How to Choose a Sportsbook

A sportsbook is a place where people can make bets on different kinds of sports. These establishments have become a big industry since a Supreme Court decision in 2018 legalized sports betting in more states. These sites allow people to place bets online or in person. They also offer a variety of bonuses and features to attract players. However, it is important to choose a site that offers the right kind of games for you. It is also a good idea to try out a few different sportsbooks before making a final decision.

To start a sportsbook, you must first get a gambling license from your state. This process can take a while, so it is best to plan ahead and be patient. Once you have a gaming license, you can start your sportsbook business with confidence. In addition to getting a license, you should also understand the laws of your state regarding gambling. This will help you avoid fines and other penalties in the future.

The type of bets you can place at a sportsbook vary widely, from simple moneyline bets to complex spread and over/under bets on total points. You can also place prop bets, which are bets on quantifiable aspects of a game, like how many yards a player will gain or lose.

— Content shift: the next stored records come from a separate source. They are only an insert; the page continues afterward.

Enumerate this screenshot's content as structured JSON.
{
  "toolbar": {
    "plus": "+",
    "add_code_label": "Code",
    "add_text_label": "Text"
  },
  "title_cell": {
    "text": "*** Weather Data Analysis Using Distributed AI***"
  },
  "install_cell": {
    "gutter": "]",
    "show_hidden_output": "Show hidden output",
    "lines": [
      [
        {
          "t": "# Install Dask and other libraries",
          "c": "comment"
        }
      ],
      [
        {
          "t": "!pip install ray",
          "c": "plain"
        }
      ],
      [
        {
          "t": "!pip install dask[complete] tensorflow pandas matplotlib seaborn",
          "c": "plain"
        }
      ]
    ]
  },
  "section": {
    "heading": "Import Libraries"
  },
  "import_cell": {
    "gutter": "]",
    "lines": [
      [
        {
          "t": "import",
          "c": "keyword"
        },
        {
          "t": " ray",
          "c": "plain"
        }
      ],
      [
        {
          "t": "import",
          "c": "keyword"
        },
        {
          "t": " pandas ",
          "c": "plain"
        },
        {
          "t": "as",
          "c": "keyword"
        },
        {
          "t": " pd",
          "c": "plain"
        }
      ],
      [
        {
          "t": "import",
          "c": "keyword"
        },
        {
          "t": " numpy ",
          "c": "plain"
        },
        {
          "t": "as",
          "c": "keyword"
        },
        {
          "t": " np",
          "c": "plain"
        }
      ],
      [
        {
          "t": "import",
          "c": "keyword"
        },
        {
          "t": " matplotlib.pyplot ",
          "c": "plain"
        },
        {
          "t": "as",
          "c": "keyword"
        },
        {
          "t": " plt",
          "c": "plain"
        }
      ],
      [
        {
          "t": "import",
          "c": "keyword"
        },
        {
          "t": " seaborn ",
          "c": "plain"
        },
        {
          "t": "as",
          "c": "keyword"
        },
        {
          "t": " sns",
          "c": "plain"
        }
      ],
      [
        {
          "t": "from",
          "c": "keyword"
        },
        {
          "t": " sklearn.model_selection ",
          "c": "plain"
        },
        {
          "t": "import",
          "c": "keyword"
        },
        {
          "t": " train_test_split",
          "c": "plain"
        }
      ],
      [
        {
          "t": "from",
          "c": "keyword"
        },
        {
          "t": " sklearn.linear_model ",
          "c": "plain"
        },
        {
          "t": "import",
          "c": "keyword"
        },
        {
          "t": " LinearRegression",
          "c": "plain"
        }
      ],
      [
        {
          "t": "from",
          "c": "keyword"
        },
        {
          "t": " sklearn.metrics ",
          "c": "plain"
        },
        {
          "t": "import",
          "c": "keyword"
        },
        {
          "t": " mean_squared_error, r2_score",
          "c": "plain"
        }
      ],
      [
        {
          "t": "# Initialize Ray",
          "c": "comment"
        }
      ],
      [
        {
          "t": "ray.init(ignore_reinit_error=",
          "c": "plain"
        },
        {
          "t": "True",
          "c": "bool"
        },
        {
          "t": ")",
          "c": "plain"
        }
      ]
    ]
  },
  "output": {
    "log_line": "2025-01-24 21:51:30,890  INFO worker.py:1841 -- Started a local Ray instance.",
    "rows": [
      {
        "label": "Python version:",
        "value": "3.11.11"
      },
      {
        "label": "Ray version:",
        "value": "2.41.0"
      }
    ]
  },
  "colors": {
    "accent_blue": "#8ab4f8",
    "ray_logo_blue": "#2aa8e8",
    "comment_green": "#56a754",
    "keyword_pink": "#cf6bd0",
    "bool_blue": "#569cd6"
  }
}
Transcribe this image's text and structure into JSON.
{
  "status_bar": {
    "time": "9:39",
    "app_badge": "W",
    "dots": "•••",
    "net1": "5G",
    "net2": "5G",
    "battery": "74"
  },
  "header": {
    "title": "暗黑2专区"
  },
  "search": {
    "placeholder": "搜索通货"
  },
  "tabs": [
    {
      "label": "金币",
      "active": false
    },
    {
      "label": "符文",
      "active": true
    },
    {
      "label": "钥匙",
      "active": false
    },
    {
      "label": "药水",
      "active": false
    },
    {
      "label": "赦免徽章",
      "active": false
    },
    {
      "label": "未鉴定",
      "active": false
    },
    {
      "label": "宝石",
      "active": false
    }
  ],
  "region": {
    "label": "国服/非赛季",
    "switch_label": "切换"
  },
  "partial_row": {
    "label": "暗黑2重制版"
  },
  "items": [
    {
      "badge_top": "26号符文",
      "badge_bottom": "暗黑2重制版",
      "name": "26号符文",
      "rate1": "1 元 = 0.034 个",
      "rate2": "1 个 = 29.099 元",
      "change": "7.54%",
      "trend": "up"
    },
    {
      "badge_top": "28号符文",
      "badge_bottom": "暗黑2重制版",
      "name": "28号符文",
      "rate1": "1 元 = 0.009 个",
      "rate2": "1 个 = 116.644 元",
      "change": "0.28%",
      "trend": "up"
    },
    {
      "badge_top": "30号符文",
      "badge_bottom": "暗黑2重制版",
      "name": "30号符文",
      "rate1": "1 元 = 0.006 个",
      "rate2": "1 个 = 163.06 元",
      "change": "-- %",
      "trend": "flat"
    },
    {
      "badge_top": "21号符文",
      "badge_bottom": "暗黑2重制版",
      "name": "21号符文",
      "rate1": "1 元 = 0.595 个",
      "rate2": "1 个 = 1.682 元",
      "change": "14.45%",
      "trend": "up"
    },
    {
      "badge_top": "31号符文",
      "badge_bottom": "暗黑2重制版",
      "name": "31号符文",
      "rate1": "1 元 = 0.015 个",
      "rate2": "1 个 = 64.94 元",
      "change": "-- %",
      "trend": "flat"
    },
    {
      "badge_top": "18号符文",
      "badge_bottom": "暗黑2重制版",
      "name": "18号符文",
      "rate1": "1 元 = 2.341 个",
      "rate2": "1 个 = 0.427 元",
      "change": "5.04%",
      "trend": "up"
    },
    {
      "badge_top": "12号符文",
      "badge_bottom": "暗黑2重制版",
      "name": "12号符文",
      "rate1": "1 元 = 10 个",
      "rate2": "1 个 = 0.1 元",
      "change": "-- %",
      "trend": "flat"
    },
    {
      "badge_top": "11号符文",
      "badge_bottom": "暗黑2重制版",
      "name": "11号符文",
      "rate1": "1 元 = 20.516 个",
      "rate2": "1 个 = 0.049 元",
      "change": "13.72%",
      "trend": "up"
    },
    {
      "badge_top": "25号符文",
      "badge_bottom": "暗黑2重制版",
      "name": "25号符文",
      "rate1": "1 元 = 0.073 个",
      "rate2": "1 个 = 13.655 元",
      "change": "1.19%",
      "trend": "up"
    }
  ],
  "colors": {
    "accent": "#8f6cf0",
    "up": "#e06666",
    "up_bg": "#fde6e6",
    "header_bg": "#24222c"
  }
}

In addition, some sportsbooks have a wide variety of futures bets, such as who will win the Super Bowl or how many yards a player will score in a game.

In order to choose the right sportsbook for you, it is a good idea to read independent reviews of each site before placing your bets. This can include reading comments from previous customers, as well as a look at the site’s privacy protection and financial security policies. It is also essential to read the terms and conditions carefully, as these can differ from one sportsbook to another.

While sports betting is legal in many states, there are some restrictions in place that affect how it’s done. In Washington, for example, bets must be placed in-person at tribal casinos. In other states, such as Iowa, bets can be placed on both sportsbooks and retail sites. Some retailers are offering special sportsbook apps that let users sign in from anywhere in the state and place bets through a kiosk or on their phone.

In general, sportsbooks make money by collecting vig (vigorish) on losing wagers and paying out winning wagers. This is how they cover operating expenses, including rent, utilities, payroll, software, and other costs. In order to maximize profits, sportsbooks must find a balance between reducing their vig and attracting a large customer base. To do this, they must have a large menu of betting options and provide competitive odds. They must also be able to quickly and efficiently pay out winning wagers. In addition, they must be transparent about their vig percentages and fees so that customers are not misled. In addition, they must be aware that profits from sports betting are taxable in the United States.